“That place… where the imaginary comes into contact with the local and the real, is what we strive to create.” Michael Pisaro, Ten Encounters
In the West Yorkshire Police control room we used the word ‘locus’ to describe Pisaro’s place-which-is-not-a-place, a descriptor for the cloud of subjectivities and contingencies that exists around initial reports of any incident before a scene can be established. A ‘scene’ has actors, script, setting, spatial-temporal bounds and a context within a larger narrative. The locus is more slippery. ‘Locus’ means a place, position or configuration of co-ordinates – but it can also describe a focal point of activity or concentration. There are loci of events, of ideas, of possibility, of uncertainty. Through custom and practice, West Yorkshire Police parlance defined the ‘locus’ as a superposition of potentials, mapped from emergency calls, that sets the parameters for an initial response. The ‘scene’ is the collapse into materiality of those potentials, determined when officers arrive and make their assessment. The struggle in emergency response, always, is for an accuracy of relation of locus to scene. Continue reading “Seth Cooke ‘No Locus’”

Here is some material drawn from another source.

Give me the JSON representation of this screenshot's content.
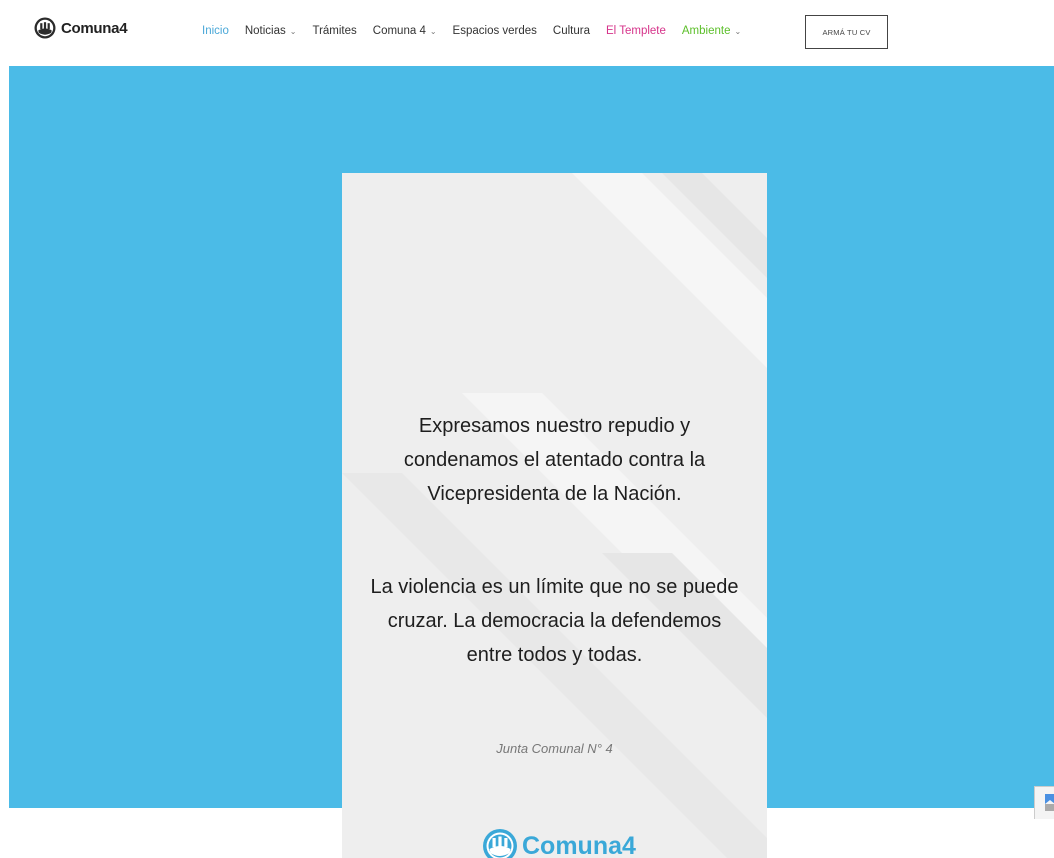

Is my primary responsibility as a composer merely the creation of substantive concepts and structures, or am I responsible for the formation and maintenance of a proper environment for such structures?
Beyond this the question must be asked:
What are the contextual limits for such an environment and of what might appropriate maintenance consist? Continue reading “David Dunn ‘An Expository Journal of Extractions from Wilderness’”